UVC had a great year in 2011, working with clients we love to create design and branding for meaningful campaigns, products, and companies. One of our favorite projects was the UN's 7 Billion Actions campaign, which encouraged people to take action to help the other 6,999,999,999 people on Earth. So, we were thrilled to see the banner we created for the campaign appear in Google's Zeitgeist 2011 Year In Review video. With over 7 million views on YouTube (not to mention over 300,000 people who have seen the banner in person in front of the UN headquarters in NY), it might just be our most-seen project to date. Check out the video to see our work (at the 0:10 mark) and the other events and campaigns that changed the world in 2011.
I bought Happy Baby green puffs. Noticed on the bottom of the container that it says Method, the cleaning company. So, I googled to discover that Method had thousands of containers it was never going to use after a packaging redesign. So Happy Baby bought them, to package their puffs in non-toxic, recyclable, non-Bisphenol A containers. Interesting packaging choice. I'm still not sure if it's brilliant or anxiety inducing.
Following up on my last post musing about when people can understand warning and bathroom signs, here's a light hearted site about them, should you need a warning sign of your own. Alert the world to Godzilla, gas masks, or what looks to me like a flashing fairy wand. Or check out Speak Up for more about pictograms.
On a recent car trip, my 4 year old Evie started asking about all kinds of generic people signs. You might think that they're fairly universally recognizable. They certainly can work cross culturally. But I have been wondering how early recognition comes. She learned quickly what they meant, but she couldn't tell most automatically since she can't read the words. Baby changing tables tend to have the funniest.
I'm working on a project for Scholastic Books and get to check out new picture books and illustrators. I want a picture of Jeremy Tankard's Grumpy Bird to show up automatically on my computer screen when I'm having a grumpy morning too.
I hate the Toto dual flush toilets that seem to be everywhere now. Literally yesterday Patrick clued me in to how they work. They have 2 flush "settings." I thought maybe they had some sensor that told them what level flush to use, since there aren't 2 buttons for high and low flush, (those ones, like this picture, are much more intuitive). No, you have to push the flush twice rapidly to get the higher power flush. I suspect Donald Norman is not pleased by them any more than I am. One of his principles is that products like doors should not need even one word instruction manuals. So if your door must say "Push" or "Pull" in order for an average person to know how to use it, it's over-designed and impractical.

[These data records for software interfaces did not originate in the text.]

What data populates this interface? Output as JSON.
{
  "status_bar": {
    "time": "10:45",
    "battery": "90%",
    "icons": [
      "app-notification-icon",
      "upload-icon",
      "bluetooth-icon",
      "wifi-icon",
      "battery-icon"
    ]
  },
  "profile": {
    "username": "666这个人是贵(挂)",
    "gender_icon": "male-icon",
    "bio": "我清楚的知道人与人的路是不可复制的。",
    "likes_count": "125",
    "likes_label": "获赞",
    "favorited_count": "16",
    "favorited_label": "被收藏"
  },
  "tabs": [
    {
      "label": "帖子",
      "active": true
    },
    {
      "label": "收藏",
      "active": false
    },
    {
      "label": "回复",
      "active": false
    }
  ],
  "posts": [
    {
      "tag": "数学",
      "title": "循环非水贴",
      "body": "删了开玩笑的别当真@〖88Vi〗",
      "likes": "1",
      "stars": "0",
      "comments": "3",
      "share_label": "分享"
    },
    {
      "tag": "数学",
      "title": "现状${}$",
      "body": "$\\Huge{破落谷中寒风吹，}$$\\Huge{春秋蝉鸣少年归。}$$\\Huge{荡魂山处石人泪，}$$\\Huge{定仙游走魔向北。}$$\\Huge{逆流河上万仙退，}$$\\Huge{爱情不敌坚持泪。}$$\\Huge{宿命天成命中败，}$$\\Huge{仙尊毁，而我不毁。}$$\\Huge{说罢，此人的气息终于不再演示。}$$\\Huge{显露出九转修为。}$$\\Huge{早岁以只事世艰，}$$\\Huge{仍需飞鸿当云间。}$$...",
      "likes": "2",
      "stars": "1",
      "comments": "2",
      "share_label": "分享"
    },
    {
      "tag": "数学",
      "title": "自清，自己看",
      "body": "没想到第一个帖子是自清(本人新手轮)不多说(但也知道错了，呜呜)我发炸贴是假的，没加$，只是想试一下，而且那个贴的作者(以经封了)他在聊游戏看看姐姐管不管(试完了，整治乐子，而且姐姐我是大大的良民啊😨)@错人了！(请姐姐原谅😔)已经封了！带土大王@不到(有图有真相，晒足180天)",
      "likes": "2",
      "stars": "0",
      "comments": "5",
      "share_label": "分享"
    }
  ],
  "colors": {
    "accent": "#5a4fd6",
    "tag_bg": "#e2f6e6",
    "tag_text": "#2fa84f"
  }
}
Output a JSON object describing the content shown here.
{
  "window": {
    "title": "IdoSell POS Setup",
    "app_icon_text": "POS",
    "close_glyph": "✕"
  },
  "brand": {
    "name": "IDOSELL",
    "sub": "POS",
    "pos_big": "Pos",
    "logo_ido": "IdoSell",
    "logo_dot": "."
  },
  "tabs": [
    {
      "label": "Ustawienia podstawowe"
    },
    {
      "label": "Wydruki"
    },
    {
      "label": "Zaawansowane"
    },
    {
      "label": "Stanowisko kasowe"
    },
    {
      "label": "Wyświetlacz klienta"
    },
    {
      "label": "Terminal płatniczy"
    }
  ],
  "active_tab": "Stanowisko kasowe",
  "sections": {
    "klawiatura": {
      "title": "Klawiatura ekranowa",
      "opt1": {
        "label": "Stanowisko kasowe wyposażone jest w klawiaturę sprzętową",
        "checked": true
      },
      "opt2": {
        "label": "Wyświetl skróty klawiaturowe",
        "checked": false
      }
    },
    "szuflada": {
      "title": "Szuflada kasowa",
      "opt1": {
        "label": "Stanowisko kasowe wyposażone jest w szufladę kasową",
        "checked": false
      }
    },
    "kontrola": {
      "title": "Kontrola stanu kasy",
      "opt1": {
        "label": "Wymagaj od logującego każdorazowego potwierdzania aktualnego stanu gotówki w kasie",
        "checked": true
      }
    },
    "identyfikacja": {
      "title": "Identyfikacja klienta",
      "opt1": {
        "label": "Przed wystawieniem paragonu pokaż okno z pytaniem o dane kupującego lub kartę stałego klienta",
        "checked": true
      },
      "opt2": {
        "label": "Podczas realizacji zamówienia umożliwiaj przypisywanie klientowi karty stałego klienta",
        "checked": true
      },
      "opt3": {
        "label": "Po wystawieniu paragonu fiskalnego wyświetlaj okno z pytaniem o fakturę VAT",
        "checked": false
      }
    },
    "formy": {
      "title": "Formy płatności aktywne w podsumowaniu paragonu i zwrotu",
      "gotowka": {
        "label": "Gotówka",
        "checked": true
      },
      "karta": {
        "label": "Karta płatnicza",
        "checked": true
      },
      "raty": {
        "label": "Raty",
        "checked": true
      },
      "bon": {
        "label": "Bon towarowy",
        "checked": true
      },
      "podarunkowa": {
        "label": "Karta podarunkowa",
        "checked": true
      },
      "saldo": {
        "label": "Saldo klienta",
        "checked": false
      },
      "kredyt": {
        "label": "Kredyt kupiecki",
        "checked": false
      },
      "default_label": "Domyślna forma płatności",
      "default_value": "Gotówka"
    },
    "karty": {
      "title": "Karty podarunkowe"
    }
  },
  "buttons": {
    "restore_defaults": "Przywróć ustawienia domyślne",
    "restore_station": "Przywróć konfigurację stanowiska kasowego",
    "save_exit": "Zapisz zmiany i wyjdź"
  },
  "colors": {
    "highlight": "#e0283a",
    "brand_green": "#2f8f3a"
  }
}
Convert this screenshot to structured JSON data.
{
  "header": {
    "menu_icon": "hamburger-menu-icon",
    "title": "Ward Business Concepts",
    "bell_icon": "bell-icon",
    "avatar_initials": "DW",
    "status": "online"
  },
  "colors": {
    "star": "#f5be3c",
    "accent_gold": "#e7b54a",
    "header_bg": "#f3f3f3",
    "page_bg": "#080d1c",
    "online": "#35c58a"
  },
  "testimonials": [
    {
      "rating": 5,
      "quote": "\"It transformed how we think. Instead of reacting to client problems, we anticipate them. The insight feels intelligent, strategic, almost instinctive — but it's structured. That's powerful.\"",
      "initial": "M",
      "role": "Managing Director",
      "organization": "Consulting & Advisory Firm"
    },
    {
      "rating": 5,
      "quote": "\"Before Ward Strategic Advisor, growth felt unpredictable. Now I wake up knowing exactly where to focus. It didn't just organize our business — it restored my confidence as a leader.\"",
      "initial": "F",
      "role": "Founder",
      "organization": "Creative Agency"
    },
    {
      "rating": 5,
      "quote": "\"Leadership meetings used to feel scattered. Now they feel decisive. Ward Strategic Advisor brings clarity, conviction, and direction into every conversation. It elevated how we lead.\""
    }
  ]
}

My friend Miriam Tell did a blog post about children's books with errors a while back, and this was my addition to her roster of mistakes: Leo Lionni's A Color of His Own contains the line "Goldfish are red." with a picture of an orange goldfish. And of course, the point that goldfish by definition, should probably be gold when making a book as simple as possible. Annoyed parent's design tip for children's book illustrations: You may invent your own world. However, your invented world should be consistent between words and illustrations.